If a line in the records below contains the word "التعويضات", return that line.

> _Dataset records_
[Start of Attachment]
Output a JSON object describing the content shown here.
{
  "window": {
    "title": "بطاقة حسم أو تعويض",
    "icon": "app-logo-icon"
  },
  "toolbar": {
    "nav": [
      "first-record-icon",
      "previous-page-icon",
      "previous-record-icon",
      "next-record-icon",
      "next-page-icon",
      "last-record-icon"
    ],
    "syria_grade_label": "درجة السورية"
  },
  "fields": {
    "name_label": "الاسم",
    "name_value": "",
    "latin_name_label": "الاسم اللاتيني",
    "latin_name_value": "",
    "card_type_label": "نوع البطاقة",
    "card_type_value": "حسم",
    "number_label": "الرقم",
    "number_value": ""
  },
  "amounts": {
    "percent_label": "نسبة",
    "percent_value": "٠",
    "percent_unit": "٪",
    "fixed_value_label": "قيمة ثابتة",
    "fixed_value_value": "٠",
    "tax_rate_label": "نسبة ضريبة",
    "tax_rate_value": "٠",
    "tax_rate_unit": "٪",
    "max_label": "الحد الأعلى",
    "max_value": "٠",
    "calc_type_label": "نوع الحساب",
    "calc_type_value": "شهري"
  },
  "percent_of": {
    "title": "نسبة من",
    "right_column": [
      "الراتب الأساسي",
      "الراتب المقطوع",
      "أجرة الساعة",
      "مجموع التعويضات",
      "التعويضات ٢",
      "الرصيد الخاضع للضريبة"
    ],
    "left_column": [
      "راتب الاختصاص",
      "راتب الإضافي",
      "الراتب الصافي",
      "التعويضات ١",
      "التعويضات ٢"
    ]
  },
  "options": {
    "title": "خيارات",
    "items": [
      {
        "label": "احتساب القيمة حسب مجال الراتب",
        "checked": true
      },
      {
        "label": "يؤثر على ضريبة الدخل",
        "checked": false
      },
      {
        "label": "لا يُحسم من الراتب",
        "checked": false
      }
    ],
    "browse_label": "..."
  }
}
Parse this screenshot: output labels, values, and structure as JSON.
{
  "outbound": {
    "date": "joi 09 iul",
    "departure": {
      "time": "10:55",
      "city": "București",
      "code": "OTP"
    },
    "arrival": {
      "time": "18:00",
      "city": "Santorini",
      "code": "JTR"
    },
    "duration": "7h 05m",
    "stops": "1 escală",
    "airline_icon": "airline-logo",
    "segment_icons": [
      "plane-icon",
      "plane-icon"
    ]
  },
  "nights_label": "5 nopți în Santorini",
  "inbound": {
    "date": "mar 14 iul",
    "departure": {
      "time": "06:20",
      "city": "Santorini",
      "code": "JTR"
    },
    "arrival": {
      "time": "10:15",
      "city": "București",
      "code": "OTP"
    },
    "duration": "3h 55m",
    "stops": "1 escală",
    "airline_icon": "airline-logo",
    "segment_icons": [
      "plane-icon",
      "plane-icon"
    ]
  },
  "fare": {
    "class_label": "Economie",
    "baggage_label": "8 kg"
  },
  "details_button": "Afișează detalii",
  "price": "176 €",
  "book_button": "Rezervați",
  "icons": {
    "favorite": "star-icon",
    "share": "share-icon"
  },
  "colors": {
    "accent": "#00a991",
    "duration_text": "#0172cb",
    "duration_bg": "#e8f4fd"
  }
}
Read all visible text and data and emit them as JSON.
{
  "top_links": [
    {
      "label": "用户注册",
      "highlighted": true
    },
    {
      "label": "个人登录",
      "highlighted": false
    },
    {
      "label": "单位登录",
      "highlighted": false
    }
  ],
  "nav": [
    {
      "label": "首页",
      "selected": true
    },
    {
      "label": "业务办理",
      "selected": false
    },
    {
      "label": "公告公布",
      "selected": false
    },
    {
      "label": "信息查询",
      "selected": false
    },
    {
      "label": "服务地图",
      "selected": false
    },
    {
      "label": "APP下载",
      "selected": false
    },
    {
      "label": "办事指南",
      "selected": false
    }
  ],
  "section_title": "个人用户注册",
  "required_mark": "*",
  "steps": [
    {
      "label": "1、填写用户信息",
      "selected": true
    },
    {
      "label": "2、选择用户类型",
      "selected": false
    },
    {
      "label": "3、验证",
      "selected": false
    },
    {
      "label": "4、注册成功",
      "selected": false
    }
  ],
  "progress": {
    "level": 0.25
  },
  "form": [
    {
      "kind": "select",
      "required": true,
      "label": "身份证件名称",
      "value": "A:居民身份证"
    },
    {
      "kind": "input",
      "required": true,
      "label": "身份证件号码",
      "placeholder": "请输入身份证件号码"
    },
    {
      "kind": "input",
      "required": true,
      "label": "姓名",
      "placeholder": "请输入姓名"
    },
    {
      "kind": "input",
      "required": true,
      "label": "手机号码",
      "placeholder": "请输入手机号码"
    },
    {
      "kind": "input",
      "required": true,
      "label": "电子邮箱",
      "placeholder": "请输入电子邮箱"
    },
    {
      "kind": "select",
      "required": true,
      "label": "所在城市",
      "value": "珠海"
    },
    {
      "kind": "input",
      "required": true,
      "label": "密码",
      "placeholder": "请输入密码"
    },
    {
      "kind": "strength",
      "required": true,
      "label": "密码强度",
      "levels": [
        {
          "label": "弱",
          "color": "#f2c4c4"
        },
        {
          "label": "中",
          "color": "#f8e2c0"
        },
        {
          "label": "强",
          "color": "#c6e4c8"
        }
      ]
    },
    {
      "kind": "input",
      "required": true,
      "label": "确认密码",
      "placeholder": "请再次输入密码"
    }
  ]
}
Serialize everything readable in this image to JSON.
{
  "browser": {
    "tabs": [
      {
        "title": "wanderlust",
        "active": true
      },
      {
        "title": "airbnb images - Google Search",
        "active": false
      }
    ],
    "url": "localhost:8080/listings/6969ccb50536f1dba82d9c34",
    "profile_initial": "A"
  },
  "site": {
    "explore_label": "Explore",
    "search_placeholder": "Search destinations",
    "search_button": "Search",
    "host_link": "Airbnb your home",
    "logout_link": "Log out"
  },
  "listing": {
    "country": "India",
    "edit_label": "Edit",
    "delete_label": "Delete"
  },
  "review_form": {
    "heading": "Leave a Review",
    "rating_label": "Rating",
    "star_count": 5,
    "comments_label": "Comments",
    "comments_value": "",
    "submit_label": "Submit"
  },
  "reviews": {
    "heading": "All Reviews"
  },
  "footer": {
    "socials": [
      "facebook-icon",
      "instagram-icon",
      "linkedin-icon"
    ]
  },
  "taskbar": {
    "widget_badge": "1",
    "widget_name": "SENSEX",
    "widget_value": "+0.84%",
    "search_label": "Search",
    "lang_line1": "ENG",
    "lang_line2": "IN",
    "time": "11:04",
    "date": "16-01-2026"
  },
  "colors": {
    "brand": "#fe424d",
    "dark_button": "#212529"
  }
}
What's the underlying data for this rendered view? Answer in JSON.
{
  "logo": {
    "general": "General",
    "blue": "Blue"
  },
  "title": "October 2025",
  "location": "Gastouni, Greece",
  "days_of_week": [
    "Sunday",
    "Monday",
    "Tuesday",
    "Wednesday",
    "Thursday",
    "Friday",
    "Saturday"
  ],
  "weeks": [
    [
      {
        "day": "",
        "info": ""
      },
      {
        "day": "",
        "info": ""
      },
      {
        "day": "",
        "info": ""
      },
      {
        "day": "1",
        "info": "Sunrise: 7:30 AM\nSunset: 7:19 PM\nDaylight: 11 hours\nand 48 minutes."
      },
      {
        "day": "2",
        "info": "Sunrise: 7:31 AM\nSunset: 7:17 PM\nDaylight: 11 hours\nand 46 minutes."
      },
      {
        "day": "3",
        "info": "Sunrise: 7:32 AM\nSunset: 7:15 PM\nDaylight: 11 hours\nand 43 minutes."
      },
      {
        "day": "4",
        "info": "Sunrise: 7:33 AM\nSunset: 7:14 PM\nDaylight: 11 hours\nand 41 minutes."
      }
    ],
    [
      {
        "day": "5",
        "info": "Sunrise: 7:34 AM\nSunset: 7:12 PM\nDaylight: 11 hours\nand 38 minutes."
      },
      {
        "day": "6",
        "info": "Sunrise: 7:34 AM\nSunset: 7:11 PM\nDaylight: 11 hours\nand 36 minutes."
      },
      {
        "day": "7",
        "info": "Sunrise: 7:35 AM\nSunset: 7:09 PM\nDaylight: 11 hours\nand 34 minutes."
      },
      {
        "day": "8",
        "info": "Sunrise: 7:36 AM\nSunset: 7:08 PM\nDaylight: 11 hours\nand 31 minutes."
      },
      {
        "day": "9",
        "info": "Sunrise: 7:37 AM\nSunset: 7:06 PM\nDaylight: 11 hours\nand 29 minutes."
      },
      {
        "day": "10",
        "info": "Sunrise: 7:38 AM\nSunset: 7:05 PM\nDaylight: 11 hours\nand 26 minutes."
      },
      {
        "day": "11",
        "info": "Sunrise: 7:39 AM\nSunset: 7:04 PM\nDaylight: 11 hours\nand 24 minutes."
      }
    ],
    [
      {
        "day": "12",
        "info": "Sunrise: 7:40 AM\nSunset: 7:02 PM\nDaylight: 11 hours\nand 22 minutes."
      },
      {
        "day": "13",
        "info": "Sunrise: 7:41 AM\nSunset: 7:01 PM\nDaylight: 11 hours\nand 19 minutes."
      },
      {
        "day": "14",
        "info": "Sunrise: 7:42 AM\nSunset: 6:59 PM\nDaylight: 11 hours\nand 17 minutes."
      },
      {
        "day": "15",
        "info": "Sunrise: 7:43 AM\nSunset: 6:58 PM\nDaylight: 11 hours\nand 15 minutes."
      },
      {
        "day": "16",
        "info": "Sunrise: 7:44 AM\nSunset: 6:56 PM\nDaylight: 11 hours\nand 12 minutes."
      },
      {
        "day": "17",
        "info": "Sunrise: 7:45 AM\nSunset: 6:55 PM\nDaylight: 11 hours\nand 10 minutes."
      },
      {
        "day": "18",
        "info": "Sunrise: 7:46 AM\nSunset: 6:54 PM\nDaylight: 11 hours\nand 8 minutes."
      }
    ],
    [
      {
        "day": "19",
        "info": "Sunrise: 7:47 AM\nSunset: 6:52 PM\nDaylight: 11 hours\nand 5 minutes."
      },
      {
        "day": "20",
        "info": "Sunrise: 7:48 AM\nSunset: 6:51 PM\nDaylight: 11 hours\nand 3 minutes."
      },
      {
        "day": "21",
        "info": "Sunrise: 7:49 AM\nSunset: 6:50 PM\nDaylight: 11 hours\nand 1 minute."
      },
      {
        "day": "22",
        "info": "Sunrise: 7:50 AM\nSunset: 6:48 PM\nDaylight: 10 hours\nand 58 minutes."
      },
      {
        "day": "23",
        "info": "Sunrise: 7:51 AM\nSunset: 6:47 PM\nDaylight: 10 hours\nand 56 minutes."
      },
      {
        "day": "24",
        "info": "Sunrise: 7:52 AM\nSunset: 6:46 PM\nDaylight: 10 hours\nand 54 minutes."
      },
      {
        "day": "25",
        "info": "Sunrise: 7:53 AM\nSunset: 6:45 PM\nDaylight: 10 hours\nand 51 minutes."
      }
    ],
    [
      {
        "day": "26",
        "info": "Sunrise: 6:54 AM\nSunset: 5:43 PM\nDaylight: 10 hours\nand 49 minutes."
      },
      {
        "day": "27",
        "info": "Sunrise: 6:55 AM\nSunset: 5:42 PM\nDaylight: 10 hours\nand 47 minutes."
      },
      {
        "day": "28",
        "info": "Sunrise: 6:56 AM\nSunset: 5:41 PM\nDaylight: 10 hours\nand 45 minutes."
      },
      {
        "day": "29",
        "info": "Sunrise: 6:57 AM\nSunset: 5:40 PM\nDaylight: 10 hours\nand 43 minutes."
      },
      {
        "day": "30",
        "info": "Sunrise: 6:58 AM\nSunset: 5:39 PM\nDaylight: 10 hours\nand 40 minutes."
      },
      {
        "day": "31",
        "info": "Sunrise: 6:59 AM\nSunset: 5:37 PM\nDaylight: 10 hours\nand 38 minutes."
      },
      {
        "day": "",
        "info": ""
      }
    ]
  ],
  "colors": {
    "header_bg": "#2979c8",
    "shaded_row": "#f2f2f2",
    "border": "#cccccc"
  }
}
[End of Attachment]
> _Your response_
      "مجموع التعويضات",
      "التعويضات ٢",
      "التعويضات ١",
      "التعويضات ٢"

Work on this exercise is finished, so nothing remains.